and comprehensive exposition of the Messianic idea among the Jews with a special
emphasis on: 1. The doctrinal affirmation of the belief; 2. Messianic exegesis,
i.e. ideas derived from Hebrew Scriptures; 3. Biblical poetry; 4. Polemics with
Christianity; 5. Traditional Jewish doctrine of resurrection.
The book is intended for the modern reader who seeks definite
and authentic knowledge about the Jewish redeemer, his character, the time
of the advent, the reestablishment of the Jewish state (before it actually has
happened), the millennium and resurrection.
The five centuries of scholars and thinkers whose views are
presented range from the eminent gaon, Saadia to Abrabanel, who survived
by several years the expulsion of Jews from Spain in 1492. Saadia, with whom the
geonic era may be said to have closed, articulated in his systematic theology
the religious faith and reflections of the Midrashic school.
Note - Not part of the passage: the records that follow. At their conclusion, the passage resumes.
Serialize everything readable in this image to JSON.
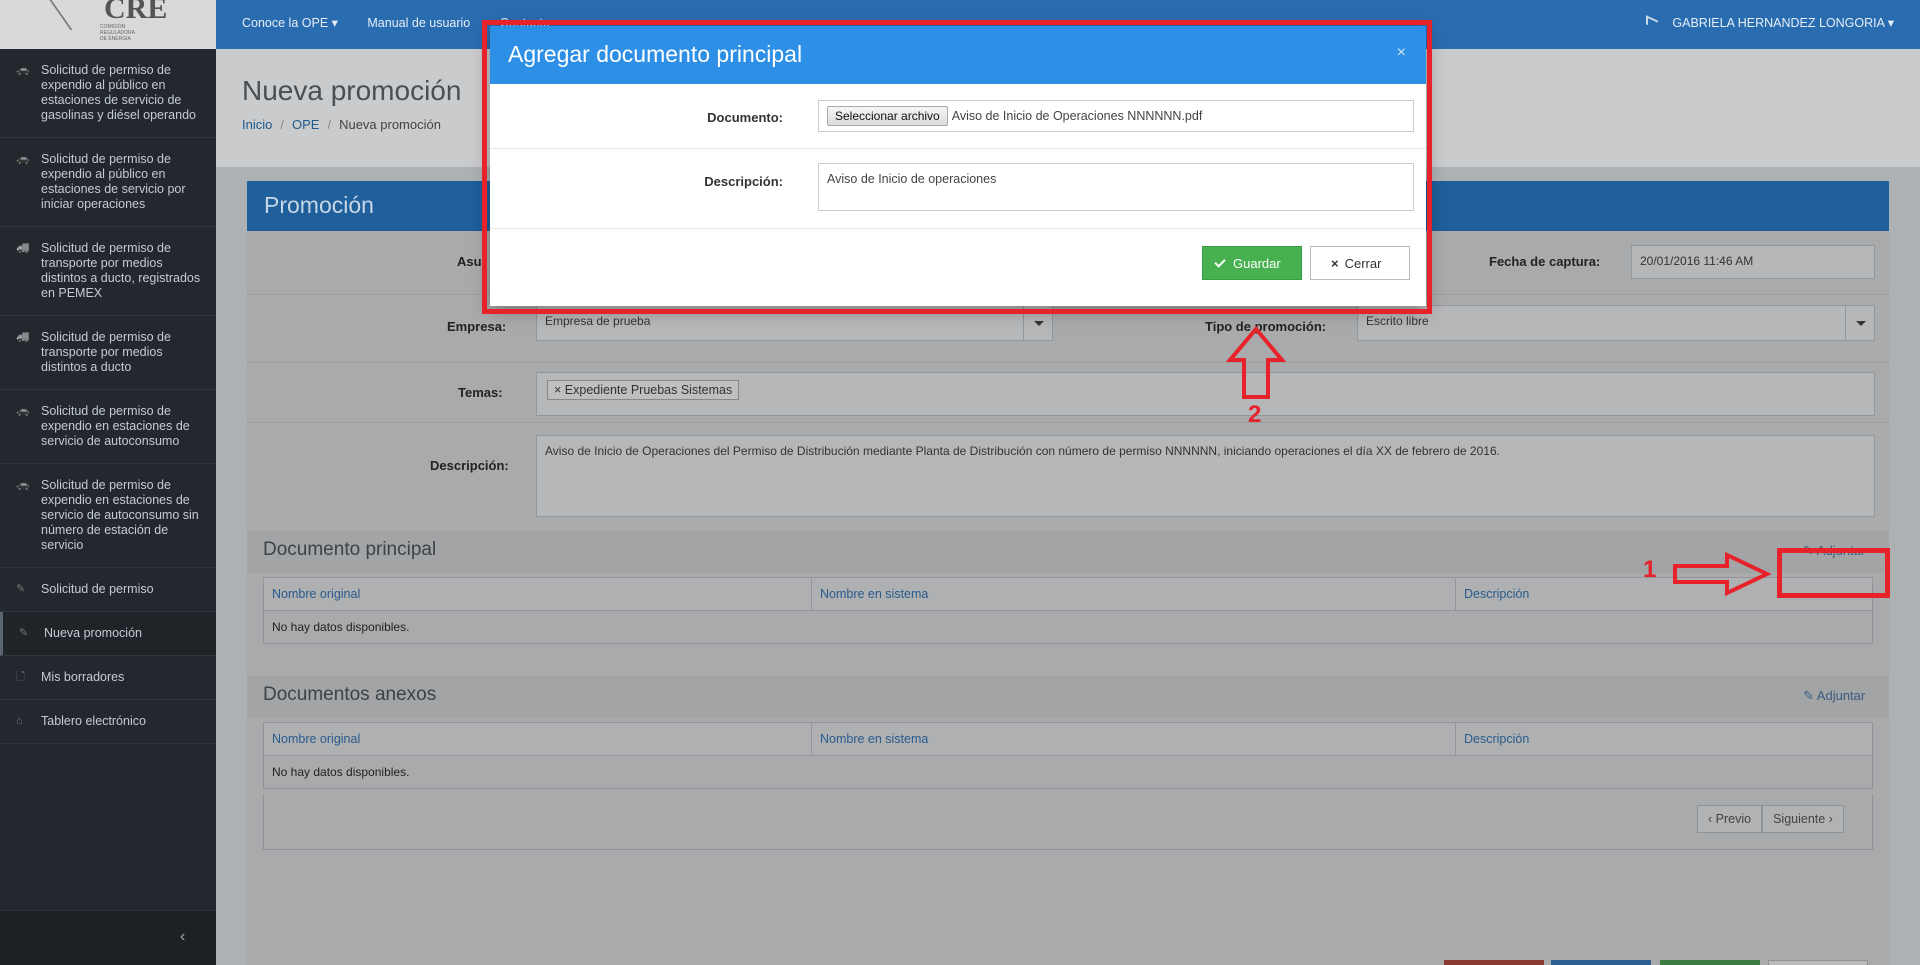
{
  "logo": {
    "text": "CRE",
    "subtitle": "COMISIÓN REGULADORA DE ENERGÍA"
  },
  "sidebar": {
    "items": [
      {
        "label": "Solicitud de permiso de expendio al público en estaciones de servicio de gasolinas y diésel operando",
        "icon": "car-icon"
      },
      {
        "label": "Solicitud de permiso de expendio al público en estaciones de servicio por iniciar operaciones",
        "icon": "car-icon"
      },
      {
        "label": "Solicitud de permiso de transporte por medios distintos a ducto, registrados en PEMEX",
        "icon": "truck-icon"
      },
      {
        "label": "Solicitud de permiso de transporte por medios distintos a ducto",
        "icon": "truck-icon"
      },
      {
        "label": "Solicitud de permiso de expendio en estaciones de servicio de autoconsumo",
        "icon": "car-icon"
      },
      {
        "label": "Solicitud de permiso de expendio en estaciones de servicio de autoconsumo sin número de estación de servicio",
        "icon": "car-icon"
      },
      {
        "label": "Solicitud de permiso",
        "icon": "pencil-icon"
      },
      {
        "label": "Nueva promoción",
        "icon": "pencil-icon"
      },
      {
        "label": "Mis borradores",
        "icon": "file-icon"
      },
      {
        "label": "Tablero electrónico",
        "icon": "inbox-icon"
      }
    ],
    "collapse_glyph": "‹"
  },
  "topbar": {
    "nav": [
      "Conoce la OPE ▾",
      "Manual de usuario",
      "Contacto"
    ],
    "user": "GABRIELA HERNANDEZ LONGORIA ▾"
  },
  "page": {
    "title": "Nueva promoción",
    "breadcrumb": [
      "Inicio",
      "OPE",
      "Nueva promoción"
    ],
    "panel_title": "Promoción"
  },
  "form": {
    "asunto_label": "Asu",
    "fecha_label": "Fecha de captura:",
    "fecha_value": "20/01/2016 11:46 AM",
    "empresa_label": "Empresa:",
    "empresa_value": "Empresa de prueba",
    "tipo_label": "Tipo de promoción:",
    "tipo_value": "Escrito libre",
    "temas_label": "Temas:",
    "temas_tag": "Expediente Pruebas Sistemas",
    "temas_tag_remove": "×",
    "descripcion_label": "Descripción:",
    "descripcion_value": "Aviso de Inicio de Operaciones del Permiso de Distribución mediante Planta de Distribución  con número de permiso NNNNNN, iniciando operaciones el día XX de febrero de 2016."
  },
  "documento_principal": {
    "title": "Documento principal",
    "attach_label": "Adjuntar",
    "columns": [
      "Nombre original",
      "Nombre en sistema",
      "Descripción"
    ],
    "empty": "No hay datos disponibles."
  },
  "documentos_anexos": {
    "title": "Documentos anexos",
    "attach_label": "Adjuntar",
    "columns": [
      "Nombre original",
      "Nombre en sistema",
      "Descripción"
    ],
    "empty": "No hay datos disponibles.",
    "prev": "‹ Previo",
    "next": "Siguiente ›"
  },
  "modal": {
    "title": "Agregar documento principal",
    "close_glyph": "×",
    "documento_label": "Documento:",
    "file_button": "Seleccionar archivo",
    "file_name": "Aviso de Inicio de Operaciones NNNNNN.pdf",
    "descripcion_label": "Descripción:",
    "descripcion_value": "Aviso de Inicio de operaciones",
    "save_label": "Guardar",
    "close_label": "Cerrar"
  },
  "annotations": {
    "step1": "1",
    "step2": "2",
    "color": "#e8222a"
  }
}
So too, Abrabanel,
uninfluenced by the rationalism of Maimonides, Crescas, and others, enunciated
the earlier geonic, traditional views. The sages of these five centuries made
that period the heyday of intensive and varied Jewish learning. Judaism today is
sustained largely by the momentum they gave to it.
Their doctrine of the redemption is still the belief of many
Jews today. Furthermore, large portions of Jewish and Christian apologetic
literature hinge on the theory of the Messianic advent, which is the original
point of difference between Jews and Christians, and has been the subject of
acrimonious and unceasing controversy for almost two thousand years. Christian
theologians have written very profusely on the subject, since it involves the
very foundation of their theology. They have ransacked the Bible, Talmud,
Targumim, and Midrash diligently, and have performed pioneer work in collating
all predictive and Messiological passages. Save in rare instances, all these
studies were undertaken with a Christological bias. In comparison, Jewish
Messianic literature has been sparse and purely defensive.
The purpose of this book -- according to its author,-- is to
provide exposition of the standard Messianic Jewish doctrine as set forth by
leading Jewish authorities and to show what changes it underwent over